|Iceberg. (Credit: © kathoo17 / Fotolia)|
Economic modelling shows that the methane emissions caused by shrinking sea ice from just one area of the Arctic could come with a global price tag of 60 trillion dollars -- the size of the world economy in 2012.
Writing in a Comment piece in the journal, Nature, academics argue that a significant release of methane from thawing permafrost in the Arctic could have dire implications for the world's economy. The researchers, from Cambridge and Rotterdam, have for the first time calculated the potential economic impact of a scenario some scientists consider increasingly likely -- that methane from the East Siberian Sea will be emitted as a result of the thaw.
This constitutes just a fraction of the vast reservoirs of methane in the Arctic, but scientists believe that the release of even a small proportion of these reserves could trigger possibly catastrophic climate change. According to the new assessment, the emission of methane below the East Siberian Sea alone would also have a mean global impact of 60 trillion dollars.
The ground-breaking Comment piece was co-authored by Gail Whiteman, from Erasmus University; Chris Hope, Reader in Policy Modelling at Cambridge Judge Business School, University of Cambridge; and Peter Wadhams, Professor of Ocean physics at the University of Cambridge.
"The global impact of a warming Arctic is an economic time-bomb," Whiteman, who is Professor of sustainability, management and climate change at Rotterdam School of Management, Erasmus University (RSM), said.
Wadhams added: "The imminent disappearance of the summer sea ice in the Arctic will have enormous implications for both the acceleration of climate change, and the release of methane from off-shore waters which are now able to warm up in the summer.
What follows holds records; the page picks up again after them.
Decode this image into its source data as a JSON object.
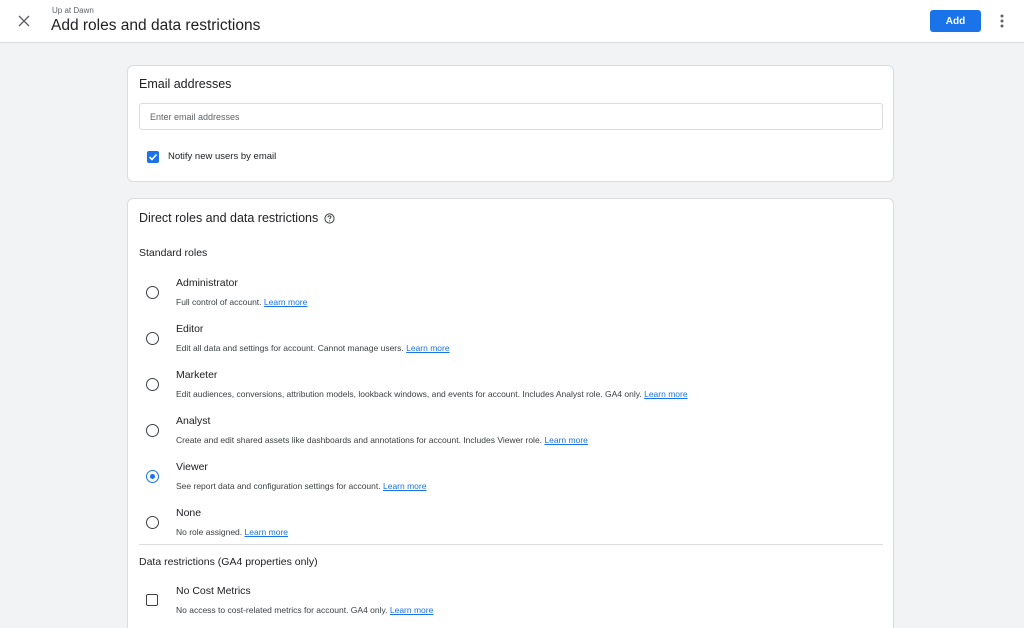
{
  "header": {
    "subtitle": "Up at Dawn",
    "title": "Add roles and data restrictions",
    "add_label": "Add"
  },
  "email_section": {
    "title": "Email addresses",
    "placeholder": "Enter email addresses",
    "value": "",
    "notify_label": "Notify new users by email",
    "notify_checked": true
  },
  "roles_section": {
    "title": "Direct roles and data restrictions",
    "standard_roles_label": "Standard roles",
    "learn_more": "Learn more",
    "roles": [
      {
        "name": "Administrator",
        "desc": "Full control of account.",
        "selected": false
      },
      {
        "name": "Editor",
        "desc": "Edit all data and settings for account. Cannot manage users.",
        "selected": false
      },
      {
        "name": "Marketer",
        "desc": "Edit audiences, conversions, attribution models, lookback windows, and events for account. Includes Analyst role. GA4 only.",
        "selected": false
      },
      {
        "name": "Analyst",
        "desc": "Create and edit shared assets like dashboards and annotations for account. Includes Viewer role.",
        "selected": false
      },
      {
        "name": "Viewer",
        "desc": "See report data and configuration settings for account.",
        "selected": true
      },
      {
        "name": "None",
        "desc": "No role assigned.",
        "selected": false
      }
    ],
    "data_restrictions_label": "Data restrictions (GA4 properties only)",
    "restrictions": [
      {
        "name": "No Cost Metrics",
        "desc": "No access to cost-related metrics for account. GA4 only.",
        "checked": false
      }
    ]
  },
  "colors": {
    "accent": "#1a73e8",
    "background": "#f1f3f4"
  }
}
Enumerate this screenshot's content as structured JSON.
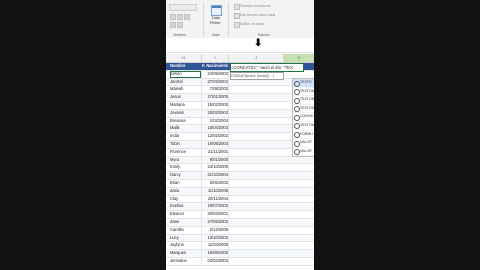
{
  "ribbon": {
    "number_format": "Número",
    "date_label": "Date",
    "picker_label": "Picker",
    "groups": {
      "number": "Número",
      "date": "Date",
      "editing": "Edición"
    },
    "items": [
      "Formato condicional",
      "Dar formato como tabla",
      "Estilos de celda"
    ]
  },
  "columns": {
    "h": "H",
    "i": "I",
    "j": "J",
    "k": "K"
  },
  "table": {
    "headers": {
      "name": "Nombre",
      "date": "F. Nacimiento"
    },
    "rows": [
      {
        "name": "Simon",
        "date": "24/09/2003"
      },
      {
        "name": "Jaritzel",
        "date": "27/02/2004"
      },
      {
        "name": "Maleah",
        "date": "7/08/2002"
      },
      {
        "name": "Jesus",
        "date": "27/01/2005"
      },
      {
        "name": "Mariana",
        "date": "15/02/2000"
      },
      {
        "name": "Jovanni",
        "date": "25/03/2003"
      },
      {
        "name": "Breanna",
        "date": "1/02/2004"
      },
      {
        "name": "Malik",
        "date": "15/04/2003"
      },
      {
        "name": "India",
        "date": "12/02/2002"
      },
      {
        "name": "Tobin",
        "date": "16/09/2003"
      },
      {
        "name": "Florence",
        "date": "21/11/2001"
      },
      {
        "name": "Myra",
        "date": "8/01/2000"
      },
      {
        "name": "Emily",
        "date": "23/10/2000"
      },
      {
        "name": "Darcy",
        "date": "31/10/2004"
      },
      {
        "name": "Brian",
        "date": "6/05/2002"
      },
      {
        "name": "Zaria",
        "date": "11/10/2005"
      },
      {
        "name": "Clay",
        "date": "20/11/2004"
      },
      {
        "name": "Evelina",
        "date": "19/07/2002"
      },
      {
        "name": "Eleanor",
        "date": "20/03/2001"
      },
      {
        "name": "Zane",
        "date": "27/05/2002"
      },
      {
        "name": "Camilla",
        "date": "2/12/2005"
      },
      {
        "name": "Lucy",
        "date": "13/10/2002"
      },
      {
        "name": "Jaylynn",
        "date": "11/04/2000"
      },
      {
        "name": "Marques",
        "date": "16/08/2000"
      },
      {
        "name": "Jermaine",
        "date": "02/02/2003"
      }
    ]
  },
  "formula": {
    "text": "=CONCAT(I2;\" nació el día \";TEX",
    "tooltip": "CONCAT(texto1; [texto2]; ...)"
  },
  "autocomplete": {
    "typed": "TEXTO",
    "items": [
      "TEXTO",
      "TEXTOAN",
      "TEXTOB",
      "TEXTOD",
      "CONVIE",
      "TEXTOA",
      "FORMU",
      "VALOR",
      "VALOR"
    ]
  }
}
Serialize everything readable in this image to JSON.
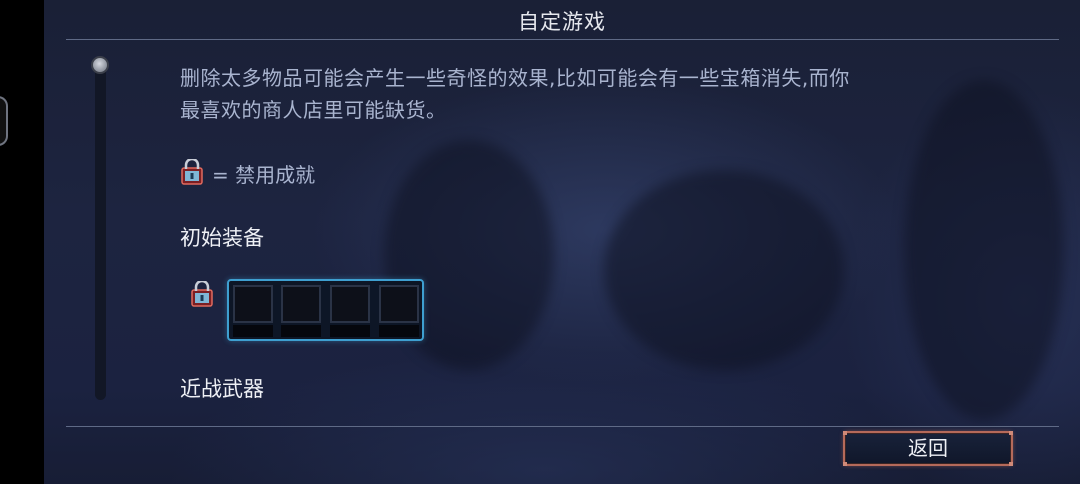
{
  "title": "自定游戏",
  "warning": {
    "line1": "删除太多物品可能会产生一些奇怪的效果,比如可能会有一些宝箱消失,而你",
    "line2": "最喜欢的商人店里可能缺货。"
  },
  "legend": {
    "icon": "lock-icon",
    "text": "= 禁用成就"
  },
  "sections": {
    "starting_equipment": "初始装备",
    "melee_weapons": "近战武器"
  },
  "slots": {
    "count": 4
  },
  "buttons": {
    "back": "返回"
  },
  "colors": {
    "accent_slot_border": "#3e9fd0",
    "back_button_border": "#b56a5a",
    "lock_body": "#7a1f24"
  }
}
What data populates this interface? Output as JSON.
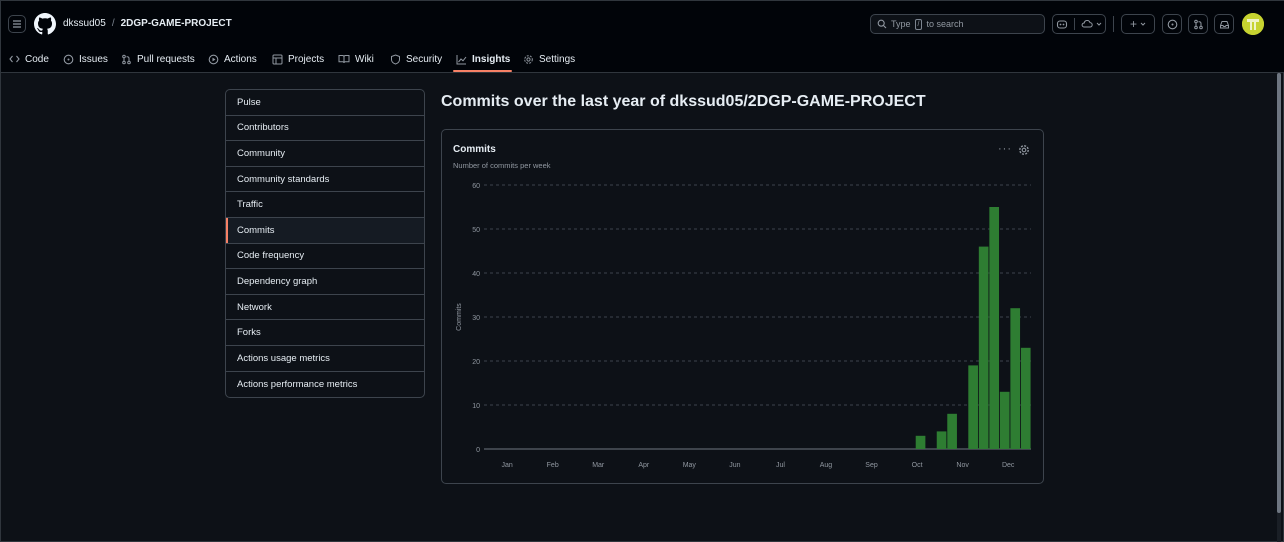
{
  "header": {
    "owner": "dkssud05",
    "separator": "/",
    "repo": "2DGP-GAME-PROJECT",
    "search_prefix": "Type",
    "search_key": "/",
    "search_suffix": "to search",
    "plus_label": "+"
  },
  "tabs": [
    {
      "label": "Code",
      "icon": "code-icon"
    },
    {
      "label": "Issues",
      "icon": "issue-icon"
    },
    {
      "label": "Pull requests",
      "icon": "pull-request-icon"
    },
    {
      "label": "Actions",
      "icon": "play-icon"
    },
    {
      "label": "Projects",
      "icon": "table-icon"
    },
    {
      "label": "Wiki",
      "icon": "book-icon"
    },
    {
      "label": "Security",
      "icon": "shield-icon"
    },
    {
      "label": "Insights",
      "icon": "graph-icon",
      "active": true
    },
    {
      "label": "Settings",
      "icon": "gear-icon"
    }
  ],
  "sidebar": {
    "items": [
      {
        "label": "Pulse"
      },
      {
        "label": "Contributors"
      },
      {
        "label": "Community"
      },
      {
        "label": "Community standards"
      },
      {
        "label": "Traffic"
      },
      {
        "label": "Commits",
        "active": true
      },
      {
        "label": "Code frequency"
      },
      {
        "label": "Dependency graph"
      },
      {
        "label": "Network"
      },
      {
        "label": "Forks"
      },
      {
        "label": "Actions usage metrics"
      },
      {
        "label": "Actions performance metrics"
      }
    ]
  },
  "main": {
    "title_prefix": "Commits over the last year of",
    "title_repo": "dkssud05/2DGP-GAME-PROJECT",
    "card_title": "Commits",
    "card_subtitle": "Number of commits per week",
    "more_label": "···"
  },
  "colors": {
    "bar": "#2e7d32",
    "accent": "#f78166",
    "grid": "#3d444d",
    "axis_text": "#9198a1"
  },
  "chart_data": {
    "type": "bar",
    "title": "Commits",
    "subtitle": "Number of commits per week",
    "ylabel": "Commits",
    "xlabel": "",
    "ylim": [
      0,
      60
    ],
    "yticks": [
      0,
      10,
      20,
      30,
      40,
      50,
      60
    ],
    "month_labels": [
      "Jan",
      "Feb",
      "Mar",
      "Apr",
      "May",
      "Jun",
      "Jul",
      "Aug",
      "Sep",
      "Oct",
      "Nov",
      "Dec"
    ],
    "weeks_per_month_label": 4.33,
    "values": [
      0,
      0,
      0,
      0,
      0,
      0,
      0,
      0,
      0,
      0,
      0,
      0,
      0,
      0,
      0,
      0,
      0,
      0,
      0,
      0,
      0,
      0,
      0,
      0,
      0,
      0,
      0,
      0,
      0,
      0,
      0,
      0,
      0,
      0,
      0,
      0,
      0,
      0,
      0,
      0,
      0,
      3,
      0,
      4,
      8,
      0,
      19,
      46,
      55,
      13,
      32,
      23
    ],
    "grid": true,
    "legend": "none"
  }
}
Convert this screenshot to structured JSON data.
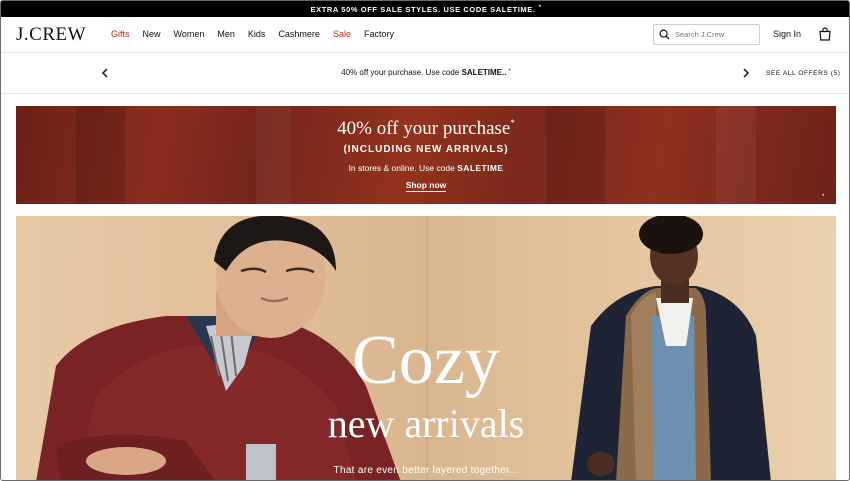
{
  "top_strip": {
    "text": "EXTRA 50% OFF SALE STYLES. USE CODE SALETIME.",
    "asterisk": "*"
  },
  "header": {
    "logo": "J.CREW",
    "nav": [
      {
        "label": "Gifts",
        "color": "#b32d1f"
      },
      {
        "label": "New"
      },
      {
        "label": "Women"
      },
      {
        "label": "Men"
      },
      {
        "label": "Kids"
      },
      {
        "label": "Cashmere"
      },
      {
        "label": "Sale",
        "color": "#b32d1f"
      },
      {
        "label": "Factory"
      }
    ],
    "search_placeholder": "Search J.Crew",
    "sign_in": "Sign In",
    "bag_icon": "shopping-bag-icon"
  },
  "offers": {
    "text_prefix": "40% off your purchase. Use code ",
    "code": "SALETIME..",
    "asterisk": "*",
    "see_all": "SEE ALL OFFERS (5)"
  },
  "promo": {
    "title": "40% off your purchase",
    "asterisk": "*",
    "subtitle": "(INCLUDING NEW ARRIVALS)",
    "line_prefix": "In stores & online. Use code ",
    "code": "SALETIME",
    "cta": "Shop now",
    "footnote": "*"
  },
  "hero": {
    "title": "Cozy",
    "subtitle": "new arrivals",
    "tagline": "That are even better layered together..."
  },
  "colors": {
    "accent_red": "#b32d1f",
    "promo_bg": "#7f2a1c",
    "hero_bg": "#e2c09b"
  }
}
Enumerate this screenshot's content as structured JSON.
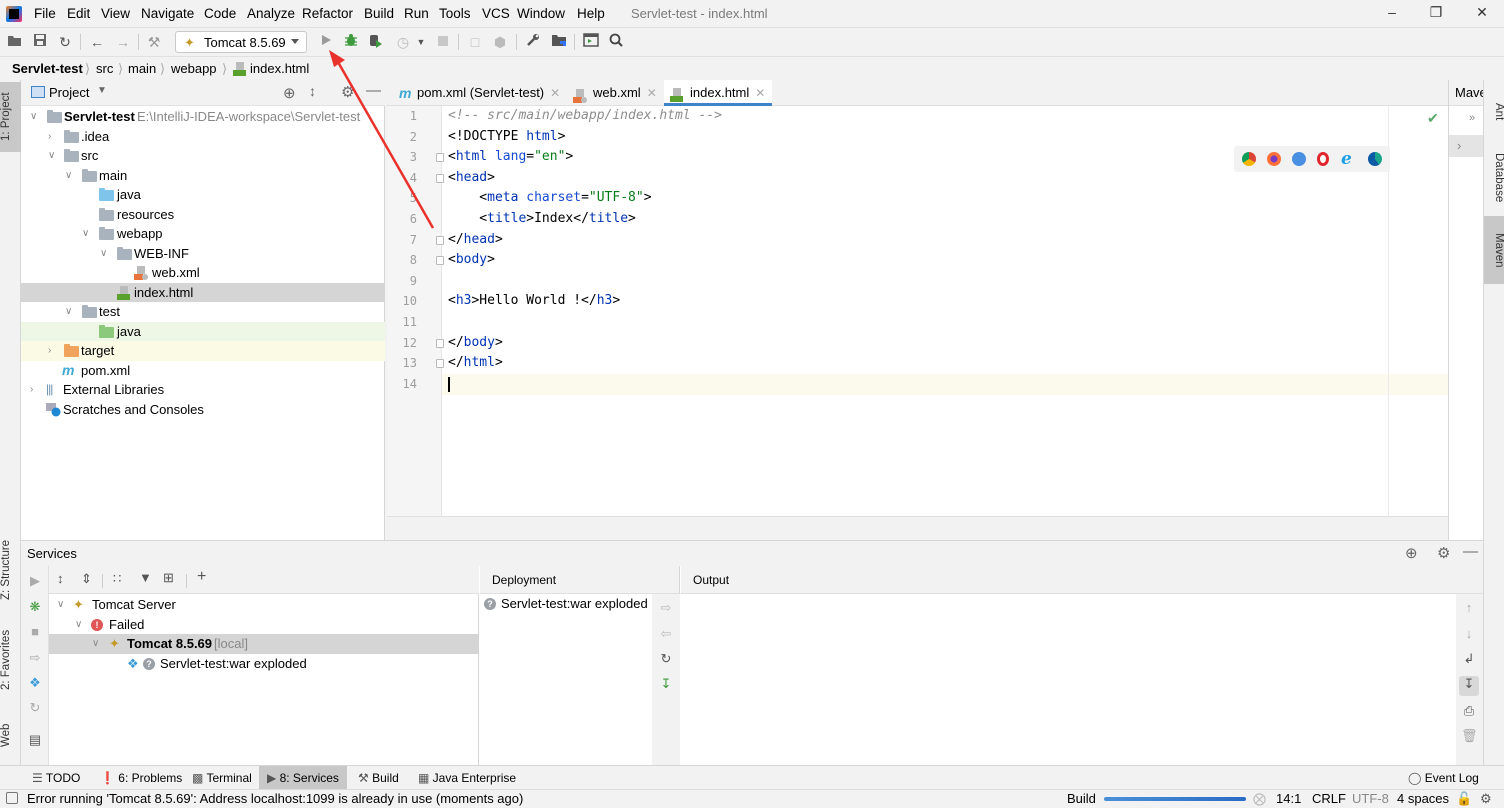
{
  "window": {
    "title": "Servlet-test - index.html",
    "controls": [
      "minimize",
      "restore",
      "close"
    ]
  },
  "menu": [
    "File",
    "Edit",
    "View",
    "Navigate",
    "Code",
    "Analyze",
    "Refactor",
    "Build",
    "Run",
    "Tools",
    "VCS",
    "Window",
    "Help"
  ],
  "toolbar": {
    "run_config": "Tomcat 8.5.69",
    "buttons": [
      "open-icon",
      "save-icon",
      "sync-icon",
      "back-icon",
      "forward-icon",
      "build-icon",
      "run-icon",
      "debug-icon",
      "coverage-icon",
      "profile-icon",
      "stop-icon",
      "attach-icon",
      "deploy-icon",
      "settings-wrench-icon",
      "project-structure-icon",
      "terminal-icon",
      "search-icon"
    ]
  },
  "breadcrumb": [
    "Servlet-test",
    "src",
    "main",
    "webapp",
    "index.html"
  ],
  "left_strip": {
    "project_tab": "1: Project",
    "structure_tab": "Z: Structure",
    "favorites_tab": "2: Favorites",
    "web_tab": "Web"
  },
  "right_strip": {
    "ant": "Ant",
    "database": "Database",
    "maven": "Maven"
  },
  "project_panel": {
    "title": "Project",
    "tree": [
      {
        "label": "Servlet-test",
        "path": "E:\\IntelliJ-IDEA-workspace\\Servlet-test",
        "bold": true,
        "expanded": true
      },
      {
        "label": ".idea",
        "expanded": false
      },
      {
        "label": "src",
        "expanded": true
      },
      {
        "label": "main",
        "expanded": true
      },
      {
        "label": "java"
      },
      {
        "label": "resources"
      },
      {
        "label": "webapp",
        "expanded": true
      },
      {
        "label": "WEB-INF",
        "expanded": true
      },
      {
        "label": "web.xml"
      },
      {
        "label": "index.html",
        "selected": true
      },
      {
        "label": "test",
        "expanded": true
      },
      {
        "label": "java"
      },
      {
        "label": "target",
        "expanded": false
      },
      {
        "label": "pom.xml"
      },
      {
        "label": "External Libraries",
        "expanded": false
      },
      {
        "label": "Scratches and Consoles"
      }
    ]
  },
  "editor": {
    "tabs": [
      {
        "label": "pom.xml (Servlet-test)",
        "active": false
      },
      {
        "label": "web.xml",
        "active": false
      },
      {
        "label": "index.html",
        "active": true
      }
    ],
    "lines": [
      "<!-- src/main/webapp/index.html -->",
      "<!DOCTYPE html>",
      "<html lang=\"en\">",
      "<head>",
      "    <meta charset=\"UTF-8\">",
      "    <title>Index</title>",
      "</head>",
      "<body>",
      "",
      "<h3>Hello World !</h3>",
      "",
      "</body>",
      "</html>",
      ""
    ],
    "line_numbers": [
      "1",
      "2",
      "3",
      "4",
      "5",
      "6",
      "7",
      "8",
      "9",
      "10",
      "11",
      "12",
      "13",
      "14"
    ],
    "current_line": 14,
    "browsers": [
      "chrome",
      "firefox",
      "safari",
      "opera",
      "internet-explorer",
      "edge"
    ]
  },
  "maven_panel": {
    "title": "Mave"
  },
  "services": {
    "title": "Services",
    "tree": [
      {
        "label": "Tomcat Server"
      },
      {
        "label": "Failed"
      },
      {
        "label": "Tomcat 8.5.69",
        "suffix": "[local]",
        "selected": true
      },
      {
        "label": "Servlet-test:war exploded"
      }
    ],
    "deployment_header": "Deployment",
    "deployment_item": "Servlet-test:war exploded",
    "output_header": "Output"
  },
  "bottom_tabs": [
    {
      "label": "TODO",
      "active": false
    },
    {
      "label": "6: Problems",
      "active": false
    },
    {
      "label": "Terminal",
      "active": false
    },
    {
      "label": "8: Services",
      "active": true
    },
    {
      "label": "Build",
      "active": false
    },
    {
      "label": "Java Enterprise",
      "active": false
    }
  ],
  "event_log": "Event Log",
  "status": {
    "message": "Error running 'Tomcat 8.5.69': Address localhost:1099 is already in use (moments ago)",
    "build_label": "Build",
    "position": "14:1",
    "line_sep": "CRLF",
    "encoding": "UTF-8",
    "indent": "4 spaces"
  },
  "colors": {
    "accent": "#4083c9",
    "error": "#e05555",
    "debug_green": "#3e9a3e"
  }
}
This massive methane boost will have major implications for global economies and societies." READ MORE